Report every line below that has the string "checked" in it.

## Data supplied:
· · · · ·

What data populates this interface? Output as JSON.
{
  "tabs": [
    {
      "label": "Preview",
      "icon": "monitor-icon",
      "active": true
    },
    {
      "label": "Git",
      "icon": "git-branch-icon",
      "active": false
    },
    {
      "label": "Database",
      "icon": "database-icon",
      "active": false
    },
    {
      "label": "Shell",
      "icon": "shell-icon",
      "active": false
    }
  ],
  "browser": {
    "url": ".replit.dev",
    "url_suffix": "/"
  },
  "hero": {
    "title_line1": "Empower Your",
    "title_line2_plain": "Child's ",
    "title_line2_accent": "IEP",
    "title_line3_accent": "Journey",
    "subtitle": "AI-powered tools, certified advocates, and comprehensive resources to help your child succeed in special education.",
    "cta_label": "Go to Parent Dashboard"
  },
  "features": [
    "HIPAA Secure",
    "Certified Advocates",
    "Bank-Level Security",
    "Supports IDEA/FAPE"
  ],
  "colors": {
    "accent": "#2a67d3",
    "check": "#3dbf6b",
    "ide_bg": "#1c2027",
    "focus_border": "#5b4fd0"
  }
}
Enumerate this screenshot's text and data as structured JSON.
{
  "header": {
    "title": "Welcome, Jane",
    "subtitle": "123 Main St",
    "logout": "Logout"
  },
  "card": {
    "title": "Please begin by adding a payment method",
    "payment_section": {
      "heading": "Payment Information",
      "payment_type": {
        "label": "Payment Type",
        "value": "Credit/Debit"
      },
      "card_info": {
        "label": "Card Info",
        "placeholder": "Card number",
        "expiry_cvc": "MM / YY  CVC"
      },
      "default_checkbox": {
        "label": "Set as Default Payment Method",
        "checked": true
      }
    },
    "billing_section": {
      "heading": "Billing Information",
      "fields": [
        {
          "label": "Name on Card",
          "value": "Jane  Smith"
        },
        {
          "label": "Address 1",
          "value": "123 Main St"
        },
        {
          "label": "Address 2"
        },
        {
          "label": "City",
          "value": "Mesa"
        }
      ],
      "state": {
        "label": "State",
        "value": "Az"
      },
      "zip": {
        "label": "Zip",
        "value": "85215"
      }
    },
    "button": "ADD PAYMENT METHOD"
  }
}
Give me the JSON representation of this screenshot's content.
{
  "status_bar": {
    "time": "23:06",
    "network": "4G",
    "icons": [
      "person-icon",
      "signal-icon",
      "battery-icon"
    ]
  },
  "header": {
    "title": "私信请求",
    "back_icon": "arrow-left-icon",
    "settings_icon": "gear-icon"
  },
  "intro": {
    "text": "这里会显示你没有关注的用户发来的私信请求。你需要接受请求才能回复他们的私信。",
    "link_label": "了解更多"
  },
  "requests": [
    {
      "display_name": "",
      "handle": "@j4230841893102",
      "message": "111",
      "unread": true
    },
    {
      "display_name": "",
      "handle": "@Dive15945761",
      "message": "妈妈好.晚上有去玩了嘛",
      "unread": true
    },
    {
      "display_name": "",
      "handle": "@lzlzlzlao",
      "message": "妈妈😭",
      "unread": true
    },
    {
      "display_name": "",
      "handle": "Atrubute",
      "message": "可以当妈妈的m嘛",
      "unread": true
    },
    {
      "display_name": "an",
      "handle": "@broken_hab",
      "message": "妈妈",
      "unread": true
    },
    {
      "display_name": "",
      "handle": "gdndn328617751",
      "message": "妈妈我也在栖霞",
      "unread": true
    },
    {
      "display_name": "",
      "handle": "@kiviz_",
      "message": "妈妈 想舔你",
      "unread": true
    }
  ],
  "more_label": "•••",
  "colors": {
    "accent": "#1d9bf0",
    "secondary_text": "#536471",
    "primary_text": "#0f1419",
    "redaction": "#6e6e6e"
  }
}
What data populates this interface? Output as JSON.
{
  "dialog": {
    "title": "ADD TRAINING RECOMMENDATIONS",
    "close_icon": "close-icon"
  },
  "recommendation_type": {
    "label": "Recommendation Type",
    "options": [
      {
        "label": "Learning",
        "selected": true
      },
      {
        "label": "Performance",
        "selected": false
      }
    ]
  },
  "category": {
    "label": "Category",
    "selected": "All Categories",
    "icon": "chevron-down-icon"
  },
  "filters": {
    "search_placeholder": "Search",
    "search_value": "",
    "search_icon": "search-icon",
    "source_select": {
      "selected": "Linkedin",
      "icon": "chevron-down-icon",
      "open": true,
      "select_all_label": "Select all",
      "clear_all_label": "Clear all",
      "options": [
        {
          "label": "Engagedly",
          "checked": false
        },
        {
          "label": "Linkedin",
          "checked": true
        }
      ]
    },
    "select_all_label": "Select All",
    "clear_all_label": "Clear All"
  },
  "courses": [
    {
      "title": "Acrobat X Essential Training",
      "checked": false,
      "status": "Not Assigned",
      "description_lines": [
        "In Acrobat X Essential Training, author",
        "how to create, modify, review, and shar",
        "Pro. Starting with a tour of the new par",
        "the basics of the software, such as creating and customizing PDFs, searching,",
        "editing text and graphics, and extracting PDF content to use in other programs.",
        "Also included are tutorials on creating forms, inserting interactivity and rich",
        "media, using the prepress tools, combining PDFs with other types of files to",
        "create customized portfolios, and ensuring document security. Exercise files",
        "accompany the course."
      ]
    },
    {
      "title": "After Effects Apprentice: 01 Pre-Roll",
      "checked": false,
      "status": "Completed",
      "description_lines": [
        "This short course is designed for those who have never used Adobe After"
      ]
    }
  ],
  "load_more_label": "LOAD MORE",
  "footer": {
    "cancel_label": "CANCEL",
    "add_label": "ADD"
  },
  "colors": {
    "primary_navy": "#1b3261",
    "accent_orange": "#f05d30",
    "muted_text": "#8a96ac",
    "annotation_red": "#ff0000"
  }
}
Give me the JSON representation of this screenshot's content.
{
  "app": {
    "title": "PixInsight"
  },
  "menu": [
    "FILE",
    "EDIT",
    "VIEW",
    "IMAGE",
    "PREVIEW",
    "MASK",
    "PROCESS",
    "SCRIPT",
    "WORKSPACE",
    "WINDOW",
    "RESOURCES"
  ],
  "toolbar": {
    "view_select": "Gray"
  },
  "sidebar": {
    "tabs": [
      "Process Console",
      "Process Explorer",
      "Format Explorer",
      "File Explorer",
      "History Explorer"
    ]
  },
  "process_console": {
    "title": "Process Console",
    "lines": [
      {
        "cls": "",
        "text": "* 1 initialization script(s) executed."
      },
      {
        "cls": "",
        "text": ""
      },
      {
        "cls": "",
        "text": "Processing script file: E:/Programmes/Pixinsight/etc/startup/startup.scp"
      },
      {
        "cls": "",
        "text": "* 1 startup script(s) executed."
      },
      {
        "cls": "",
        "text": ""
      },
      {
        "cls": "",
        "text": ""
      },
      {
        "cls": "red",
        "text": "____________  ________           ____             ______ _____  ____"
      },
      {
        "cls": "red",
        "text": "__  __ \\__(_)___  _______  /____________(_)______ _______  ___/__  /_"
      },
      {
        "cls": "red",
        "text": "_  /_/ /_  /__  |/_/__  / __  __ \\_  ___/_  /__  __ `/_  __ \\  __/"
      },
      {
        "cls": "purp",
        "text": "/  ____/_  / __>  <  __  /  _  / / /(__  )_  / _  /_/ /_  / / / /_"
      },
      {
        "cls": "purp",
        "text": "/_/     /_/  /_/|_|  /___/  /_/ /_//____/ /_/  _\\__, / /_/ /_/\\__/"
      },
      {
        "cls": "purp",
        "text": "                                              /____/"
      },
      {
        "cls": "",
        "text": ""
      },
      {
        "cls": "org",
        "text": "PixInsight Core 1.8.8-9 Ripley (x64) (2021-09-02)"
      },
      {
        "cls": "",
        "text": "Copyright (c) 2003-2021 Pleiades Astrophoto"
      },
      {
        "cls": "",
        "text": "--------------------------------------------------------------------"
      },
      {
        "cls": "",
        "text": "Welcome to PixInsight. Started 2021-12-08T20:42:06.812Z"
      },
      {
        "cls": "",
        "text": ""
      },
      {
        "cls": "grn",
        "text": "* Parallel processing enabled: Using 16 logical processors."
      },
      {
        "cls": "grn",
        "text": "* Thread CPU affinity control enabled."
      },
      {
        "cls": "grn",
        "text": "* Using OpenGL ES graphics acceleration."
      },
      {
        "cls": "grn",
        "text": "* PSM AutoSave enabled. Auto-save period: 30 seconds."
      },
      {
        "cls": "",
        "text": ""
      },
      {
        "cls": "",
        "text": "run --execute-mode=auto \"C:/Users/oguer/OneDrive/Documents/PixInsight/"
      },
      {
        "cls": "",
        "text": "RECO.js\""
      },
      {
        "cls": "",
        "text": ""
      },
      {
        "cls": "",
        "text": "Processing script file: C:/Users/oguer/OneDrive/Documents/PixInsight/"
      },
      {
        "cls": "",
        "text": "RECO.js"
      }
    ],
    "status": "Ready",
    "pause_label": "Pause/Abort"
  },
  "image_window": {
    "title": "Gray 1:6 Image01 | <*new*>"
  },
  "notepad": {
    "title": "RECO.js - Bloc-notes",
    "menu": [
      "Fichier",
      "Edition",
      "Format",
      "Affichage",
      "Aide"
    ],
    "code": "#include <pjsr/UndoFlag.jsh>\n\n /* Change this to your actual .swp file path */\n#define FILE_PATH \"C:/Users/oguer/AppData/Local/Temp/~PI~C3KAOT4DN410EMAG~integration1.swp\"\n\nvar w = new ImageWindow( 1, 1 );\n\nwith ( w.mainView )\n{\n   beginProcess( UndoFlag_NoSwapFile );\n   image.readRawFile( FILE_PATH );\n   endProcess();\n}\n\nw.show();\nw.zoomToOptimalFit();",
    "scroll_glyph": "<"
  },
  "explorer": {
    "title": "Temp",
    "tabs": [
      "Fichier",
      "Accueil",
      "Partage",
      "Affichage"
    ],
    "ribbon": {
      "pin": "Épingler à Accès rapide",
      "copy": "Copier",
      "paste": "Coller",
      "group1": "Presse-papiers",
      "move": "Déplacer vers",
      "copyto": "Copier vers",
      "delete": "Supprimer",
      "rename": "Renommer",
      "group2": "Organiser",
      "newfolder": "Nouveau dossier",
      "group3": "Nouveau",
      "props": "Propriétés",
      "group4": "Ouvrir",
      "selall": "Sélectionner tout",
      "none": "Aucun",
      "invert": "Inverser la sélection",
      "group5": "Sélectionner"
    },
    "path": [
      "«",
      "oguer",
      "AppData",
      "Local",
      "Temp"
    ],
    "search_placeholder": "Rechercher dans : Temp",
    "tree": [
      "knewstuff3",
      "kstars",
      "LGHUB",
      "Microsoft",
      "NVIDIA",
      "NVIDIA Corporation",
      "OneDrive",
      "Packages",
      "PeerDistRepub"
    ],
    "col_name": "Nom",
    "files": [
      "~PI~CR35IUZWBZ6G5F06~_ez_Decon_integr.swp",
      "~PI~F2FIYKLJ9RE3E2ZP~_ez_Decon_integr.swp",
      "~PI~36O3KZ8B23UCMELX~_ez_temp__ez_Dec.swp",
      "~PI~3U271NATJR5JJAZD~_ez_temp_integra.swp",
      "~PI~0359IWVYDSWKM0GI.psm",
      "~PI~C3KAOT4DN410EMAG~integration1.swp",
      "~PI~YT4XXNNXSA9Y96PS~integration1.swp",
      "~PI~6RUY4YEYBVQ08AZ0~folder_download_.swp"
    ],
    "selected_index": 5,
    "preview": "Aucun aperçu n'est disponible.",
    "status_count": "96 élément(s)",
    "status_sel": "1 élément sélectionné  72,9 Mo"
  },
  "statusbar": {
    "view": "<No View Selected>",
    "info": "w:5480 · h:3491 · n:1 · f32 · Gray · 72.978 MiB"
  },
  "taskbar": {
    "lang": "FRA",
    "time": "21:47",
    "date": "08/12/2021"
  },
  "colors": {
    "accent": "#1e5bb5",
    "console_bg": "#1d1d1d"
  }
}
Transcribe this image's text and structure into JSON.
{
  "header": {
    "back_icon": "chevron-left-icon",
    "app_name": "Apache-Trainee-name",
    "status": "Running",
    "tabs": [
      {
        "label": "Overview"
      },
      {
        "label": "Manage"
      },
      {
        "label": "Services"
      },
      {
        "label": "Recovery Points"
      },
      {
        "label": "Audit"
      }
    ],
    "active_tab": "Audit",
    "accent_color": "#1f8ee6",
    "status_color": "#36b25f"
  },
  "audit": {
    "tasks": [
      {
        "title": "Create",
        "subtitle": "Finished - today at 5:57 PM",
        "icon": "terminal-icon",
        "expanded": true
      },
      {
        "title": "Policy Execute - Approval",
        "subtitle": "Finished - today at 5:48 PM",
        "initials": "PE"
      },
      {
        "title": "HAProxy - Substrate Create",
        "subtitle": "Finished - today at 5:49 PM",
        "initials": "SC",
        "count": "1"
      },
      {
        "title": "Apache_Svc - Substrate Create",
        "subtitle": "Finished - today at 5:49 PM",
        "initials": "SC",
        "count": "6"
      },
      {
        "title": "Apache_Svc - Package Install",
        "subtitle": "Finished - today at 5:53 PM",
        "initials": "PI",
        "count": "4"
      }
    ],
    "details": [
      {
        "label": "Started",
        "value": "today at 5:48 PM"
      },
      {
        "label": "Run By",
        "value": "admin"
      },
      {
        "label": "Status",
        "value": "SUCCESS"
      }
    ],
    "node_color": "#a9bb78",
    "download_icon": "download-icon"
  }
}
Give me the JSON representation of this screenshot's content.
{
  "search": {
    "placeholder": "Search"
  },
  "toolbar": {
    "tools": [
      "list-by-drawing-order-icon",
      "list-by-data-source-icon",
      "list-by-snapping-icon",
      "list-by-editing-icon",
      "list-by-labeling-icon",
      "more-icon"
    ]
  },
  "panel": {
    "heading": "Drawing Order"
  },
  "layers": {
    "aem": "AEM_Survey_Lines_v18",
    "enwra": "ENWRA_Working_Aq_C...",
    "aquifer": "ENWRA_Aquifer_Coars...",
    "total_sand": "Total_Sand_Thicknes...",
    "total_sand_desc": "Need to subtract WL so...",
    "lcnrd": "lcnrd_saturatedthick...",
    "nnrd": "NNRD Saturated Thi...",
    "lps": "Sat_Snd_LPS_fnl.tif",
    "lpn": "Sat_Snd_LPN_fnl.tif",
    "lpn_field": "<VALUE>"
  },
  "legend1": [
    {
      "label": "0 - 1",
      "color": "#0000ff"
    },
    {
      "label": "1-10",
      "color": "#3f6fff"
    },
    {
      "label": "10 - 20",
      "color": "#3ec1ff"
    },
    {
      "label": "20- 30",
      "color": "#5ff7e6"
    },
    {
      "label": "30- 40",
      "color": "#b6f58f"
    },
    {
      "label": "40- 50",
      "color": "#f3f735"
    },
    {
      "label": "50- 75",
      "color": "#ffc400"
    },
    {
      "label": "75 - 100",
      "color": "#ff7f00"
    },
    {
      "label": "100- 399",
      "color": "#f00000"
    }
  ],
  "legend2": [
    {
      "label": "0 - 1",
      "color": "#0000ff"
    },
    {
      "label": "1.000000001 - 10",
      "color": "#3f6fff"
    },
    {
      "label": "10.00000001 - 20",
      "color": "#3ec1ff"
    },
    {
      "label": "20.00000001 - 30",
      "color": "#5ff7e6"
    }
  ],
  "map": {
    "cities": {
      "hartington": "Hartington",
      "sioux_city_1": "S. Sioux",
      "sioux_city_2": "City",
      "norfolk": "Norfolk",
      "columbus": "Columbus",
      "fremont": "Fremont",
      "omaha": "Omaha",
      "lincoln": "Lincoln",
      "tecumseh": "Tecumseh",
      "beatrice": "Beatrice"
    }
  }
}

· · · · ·

## Result for this task:
        "checked": true
          "checked": false
          "checked": true
      "checked": false,
      "checked": false,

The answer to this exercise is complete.